## The task
Within the listing below, how many lines hold "true"? Reply with that number and no other text.

## Supplied data
###

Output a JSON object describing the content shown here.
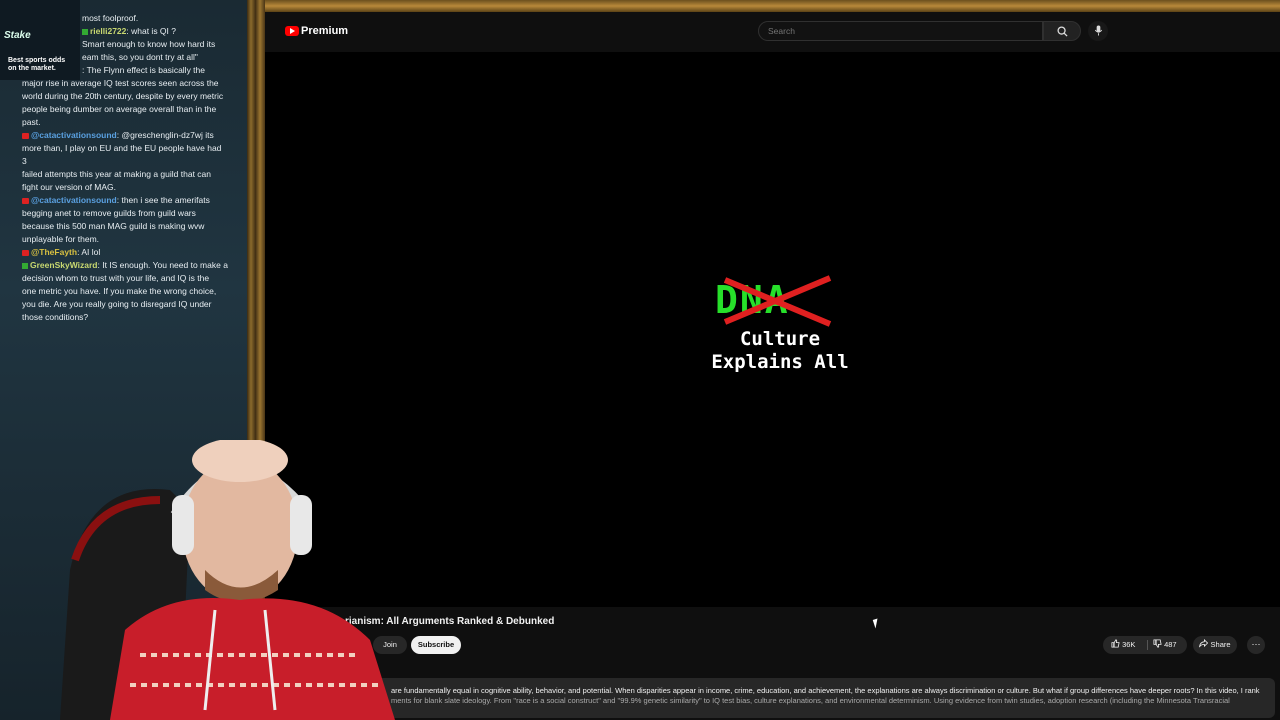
{
  "chat": {
    "ad": {
      "logo_text": "Stake",
      "line1": "Best sports odds",
      "line2": "on the market."
    },
    "messages": [
      {
        "user": "",
        "text": "most foolproof."
      },
      {
        "user": "rielli2722",
        "text": ": what is QI ?"
      },
      {
        "user": "",
        "text": "Smart enough to know how hard its"
      },
      {
        "user": "",
        "text": "eam this, so you dont try at all\""
      },
      {
        "user": "",
        "text": ": The Flynn effect is basically the"
      },
      {
        "user": "",
        "text": "major rise in average IQ test scores seen across the"
      },
      {
        "user": "",
        "text": "world during the 20th century, despite by every metric"
      },
      {
        "user": "",
        "text": "people being dumber on average overall than in the"
      },
      {
        "user": "",
        "text": "past."
      },
      {
        "user": "@catactivationsound",
        "text": ": @greschenglin-dz7wj its"
      },
      {
        "user": "",
        "text": "more than, I play on EU and the EU people have had 3"
      },
      {
        "user": "",
        "text": "failed attempts this year at making a guild that can"
      },
      {
        "user": "",
        "text": "fight our version of MAG."
      },
      {
        "user": "@catactivationsound",
        "text": ": then i see the amerifats"
      },
      {
        "user": "",
        "text": "begging anet to remove guilds from guild wars"
      },
      {
        "user": "",
        "text": "because this 500 man MAG guild is making wvw"
      },
      {
        "user": "",
        "text": "unplayable for them."
      },
      {
        "user": "@TheFayth",
        "text": ": AI lol"
      },
      {
        "user": "GreenSkyWizard",
        "text": ": It IS enough. You need to make a"
      },
      {
        "user": "",
        "text": "decision whom to trust with your life, and IQ is the"
      },
      {
        "user": "",
        "text": "one metric you have. If you make the wrong choice,"
      },
      {
        "user": "",
        "text": "you die. Are you really going to disregard IQ under"
      },
      {
        "user": "",
        "text": "those conditions?"
      }
    ]
  },
  "youtube": {
    "brand": "Premium",
    "search_placeholder": "Search",
    "video": {
      "thumbnail_crossed_text": "DNA",
      "thumbnail_line1": "Culture",
      "thumbnail_line2": "Explains All",
      "title": "rianism: All Arguments Ranked & Debunked",
      "join_label": "Join",
      "subscribe_label": "Subscribe",
      "likes": "36K",
      "dislikes": "487",
      "share_label": "Share",
      "description_line1": "are fundamentally equal in cognitive ability, behavior, and potential. When disparities appear in income, crime, education, and achievement, the explanations are always discrimination or culture. But what if group differences have deeper roots? In this video, I rank",
      "description_line2": "ments for blank slate ideology. From \"race is a social construct\" and \"99.9% genetic similarity\" to IQ test bias, culture explanations, and environmental determinism. Using evidence from twin studies, adoption research (including the Minnesota Transracial"
    }
  },
  "colors": {
    "accent_green": "#27e02a",
    "cross_red": "#e02020",
    "yt_red": "#ff0000"
  },
  "icons": [
    "youtube-logo-icon",
    "search-icon",
    "mic-icon",
    "thumbs-up-icon",
    "thumbs-down-icon",
    "share-icon",
    "more-icon",
    "mouse-cursor-icon"
  ]
}
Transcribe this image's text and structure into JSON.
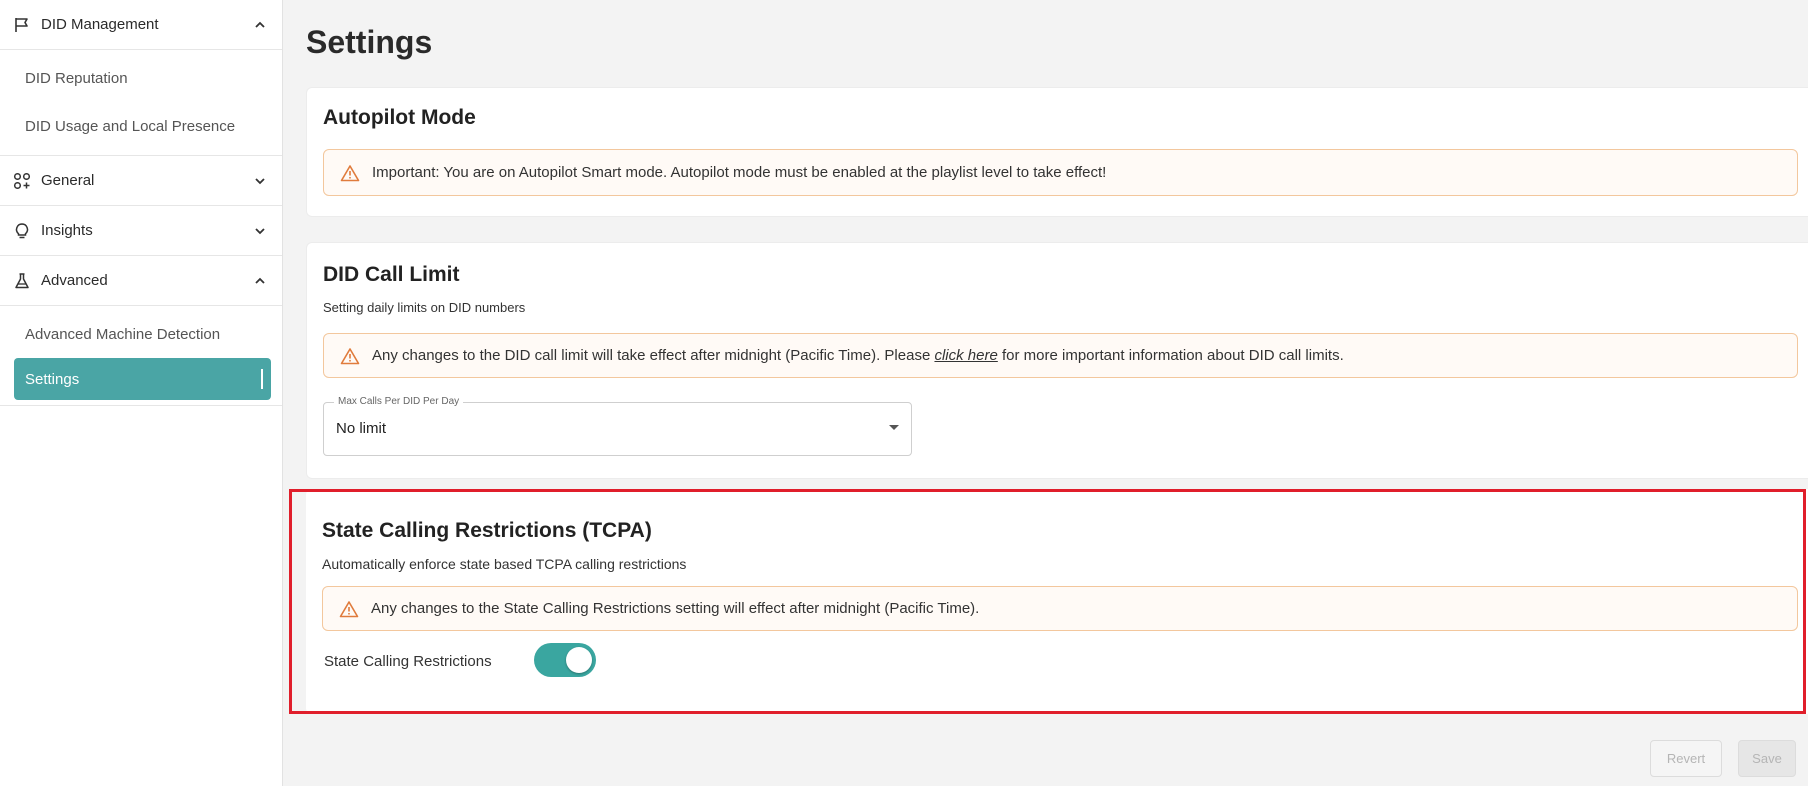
{
  "sidebar": {
    "did_management": {
      "label": "DID Management",
      "expanded": true,
      "items": [
        "DID Reputation",
        "DID Usage and Local Presence"
      ]
    },
    "general": {
      "label": "General",
      "expanded": false
    },
    "insights": {
      "label": "Insights",
      "expanded": false
    },
    "advanced": {
      "label": "Advanced",
      "expanded": true,
      "items": [
        "Advanced Machine Detection",
        "Settings"
      ],
      "active_item": "Settings"
    }
  },
  "page": {
    "title": "Settings"
  },
  "autopilot": {
    "title": "Autopilot Mode",
    "alert": "Important: You are on Autopilot Smart mode. Autopilot mode must be enabled at the playlist level to take effect!"
  },
  "call_limit": {
    "title": "DID Call Limit",
    "subtitle": "Setting daily limits on DID numbers",
    "alert_before": "Any changes to the DID call limit will take effect after midnight (Pacific Time). Please ",
    "alert_link": "click here",
    "alert_after": " for more important information about DID call limits.",
    "select_label": "Max Calls Per DID Per Day",
    "select_value": "No limit"
  },
  "tcpa": {
    "title": "State Calling Restrictions (TCPA)",
    "subtitle": "Automatically enforce state based TCPA calling restrictions",
    "alert": "Any changes to the State Calling Restrictions setting will effect after midnight (Pacific Time).",
    "toggle_label": "State Calling Restrictions",
    "toggle_on": true
  },
  "footer": {
    "revert_label": "Revert",
    "save_label": "Save"
  },
  "colors": {
    "accent": "#4aa5a5",
    "toggle": "#3aa6a0",
    "warning": "#e07b3c",
    "highlight": "#e01e2b"
  }
}
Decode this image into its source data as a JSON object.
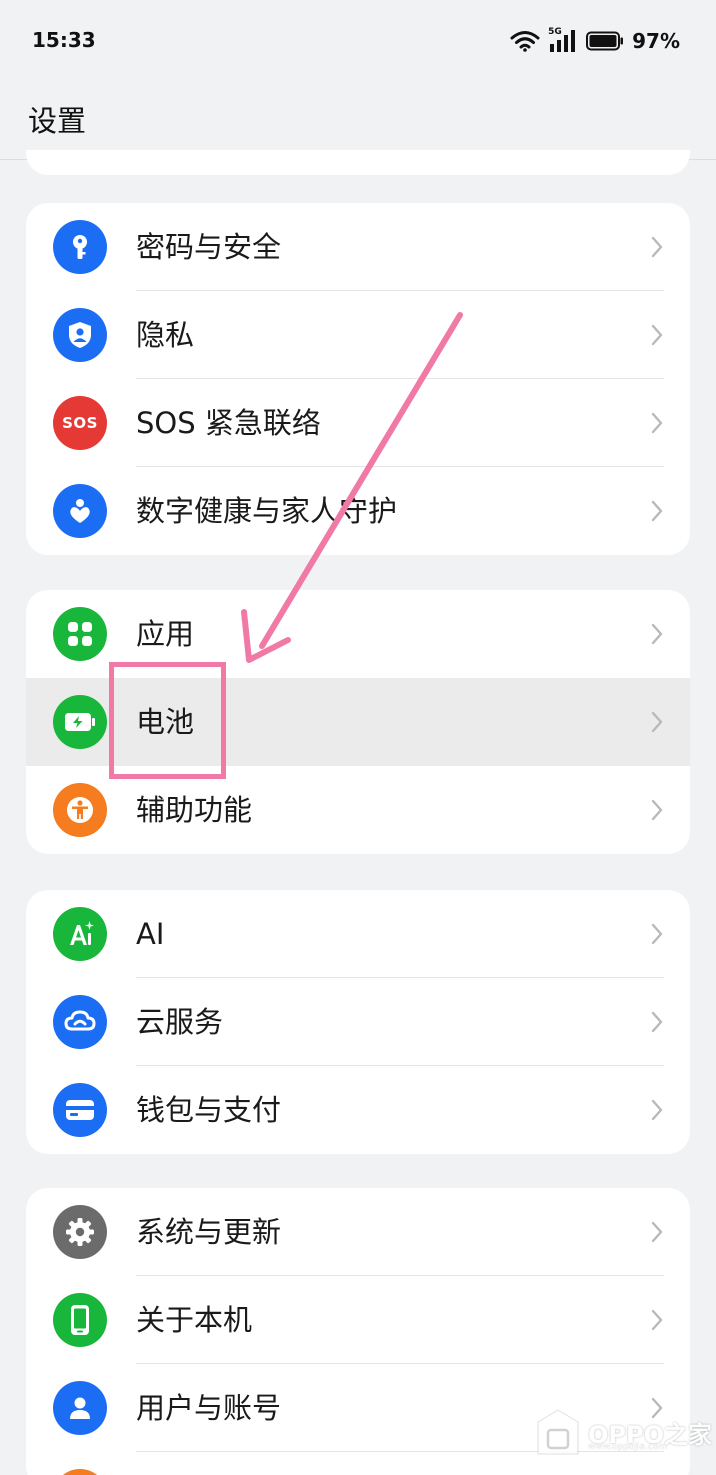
{
  "status_bar": {
    "time": "15:33",
    "network": "5G",
    "battery_percent": "97%"
  },
  "header": {
    "title": "设置"
  },
  "groups": [
    {
      "items": [
        {
          "label": "密码与安全",
          "icon": "key-icon",
          "color": "#1b6ef3"
        },
        {
          "label": "隐私",
          "icon": "privacy-shield-icon",
          "color": "#1b6ef3"
        },
        {
          "label": "SOS 紧急联络",
          "icon": "sos-icon",
          "icon_text": "SOS",
          "color": "#e53935"
        },
        {
          "label": "数字健康与家人守护",
          "icon": "digital-wellbeing-icon",
          "color": "#1b6ef3"
        }
      ]
    },
    {
      "items": [
        {
          "label": "应用",
          "icon": "apps-grid-icon",
          "color": "#18b63a"
        },
        {
          "label": "电池",
          "icon": "battery-icon",
          "color": "#18b63a",
          "highlighted": true
        },
        {
          "label": "辅助功能",
          "icon": "accessibility-icon",
          "color": "#f57c1f"
        }
      ]
    },
    {
      "items": [
        {
          "label": "AI",
          "icon": "ai-sparkle-icon",
          "color": "#18b63a"
        },
        {
          "label": "云服务",
          "icon": "cloud-icon",
          "color": "#1b6ef3"
        },
        {
          "label": "钱包与支付",
          "icon": "wallet-card-icon",
          "color": "#1b6ef3"
        }
      ]
    },
    {
      "items": [
        {
          "label": "系统与更新",
          "icon": "gear-icon",
          "color": "#6b6b6b"
        },
        {
          "label": "关于本机",
          "icon": "phone-icon",
          "color": "#18b63a"
        },
        {
          "label": "用户与账号",
          "icon": "user-icon",
          "color": "#1b6ef3"
        }
      ]
    }
  ],
  "annotation": {
    "color": "#f07aa5",
    "target": "电池"
  },
  "watermark": {
    "text": "OPPO之家",
    "subtext": "www.oppojia.com"
  }
}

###

## Result of the exercise
4